Thesis Laurent Noël

Abstract : Nowadays, computer generated images can be found everywhere, through a wide range of applications such as video games, cinema, architecture, publicity, artistic design, virtual reality, scientific visualization, lighting engineering, etc.

Consequently, the need for visual realism and fast rendering is increasingly growing.

Realistic rendering involves the estimation of global illumination through light transport simulation, a time consuming process for which the convergence rate generally decreases as the complexity of the input virtual 3D scene increases.

In particular, occlusions and strong indirect illumination are global features of the scene that are difficult to handle efficiently with existing techniques.

This thesis addresses this problem through the application of discrete shape analysis to rendering.

Our main tool is a curvilinear skeleton of the empty space of the scene, a sparse graph containing important geometric and topological information about the structure of the scene.

By taking advantage of this skeleton, we propose new methods to improve both real-time and off-line rendering methods.

Concerning real-time rendering, we exploit geometric information carried by the skeleton for the approximation of shadows casted by a large set of virtual point lights representing the indirect illumination of the 3D scene.

Regarding off-line rendering, our works focus on algorithms based on path sampling, that constitute the main paradigm of state-of-the-art methods addressing physically based rendering.

Our skeleton leads to new efficient path sampling strategies guided by topological and geometric features.

Addressing the same problem, we also propose a sampling strategy based on a second tool from discrete shape analysis: the opening function of the empty space of the scene, describing the local thickness of that space at each point.

Our contributions demonstrate improvements over existing approaches and clearly indicate that discrete shape analysis offers many opportunities for the development of new rendering techniques.

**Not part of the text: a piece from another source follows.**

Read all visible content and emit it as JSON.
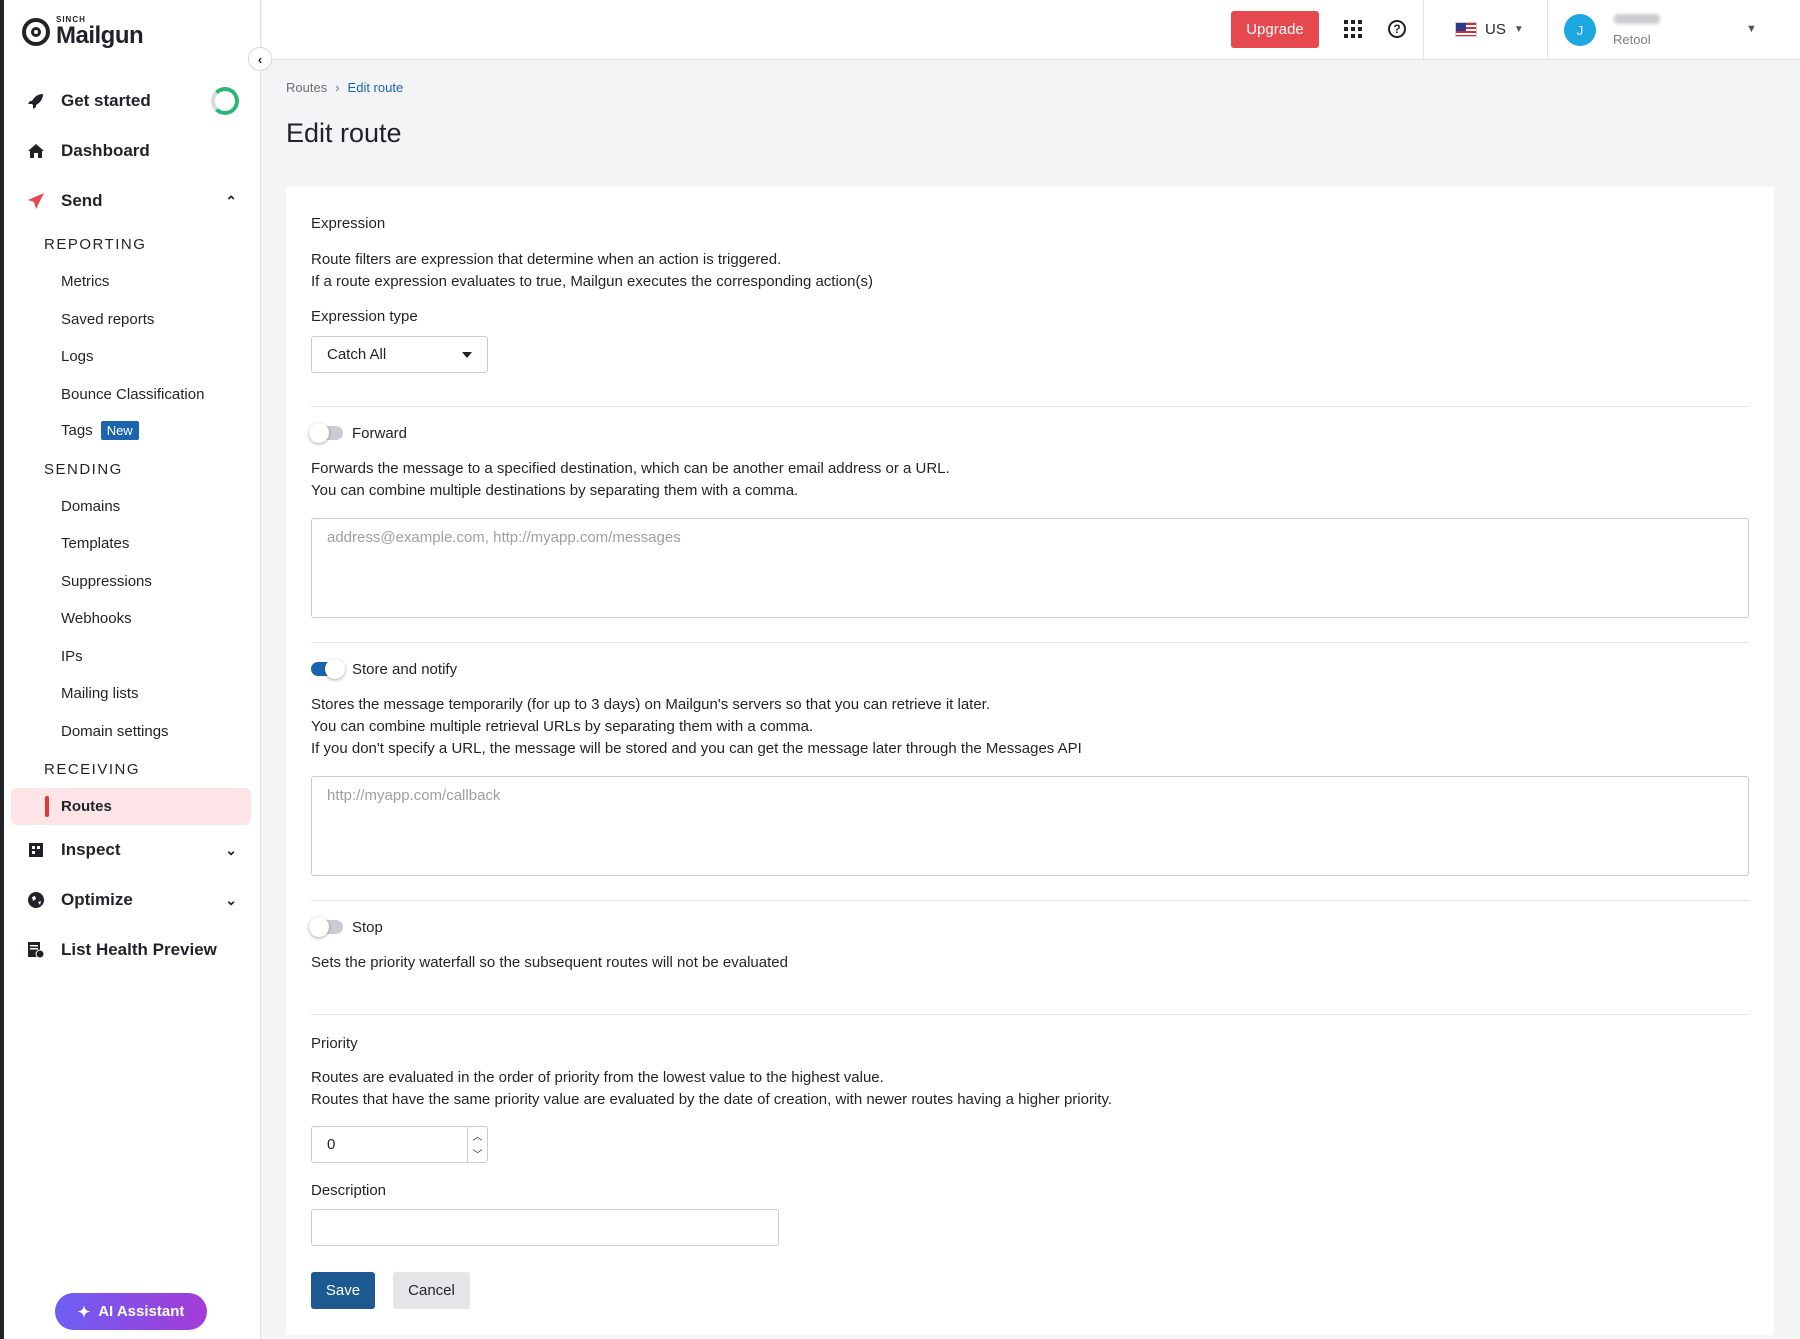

http://igm.univ-mlv.fr/~lnoel/

http://igm.univ-mlv.fr/~lnoel/research/thesis.pdf

 

Tuesday 15th of December 2015 at 10 am, in the Amphi 160 to ESIEE Paris.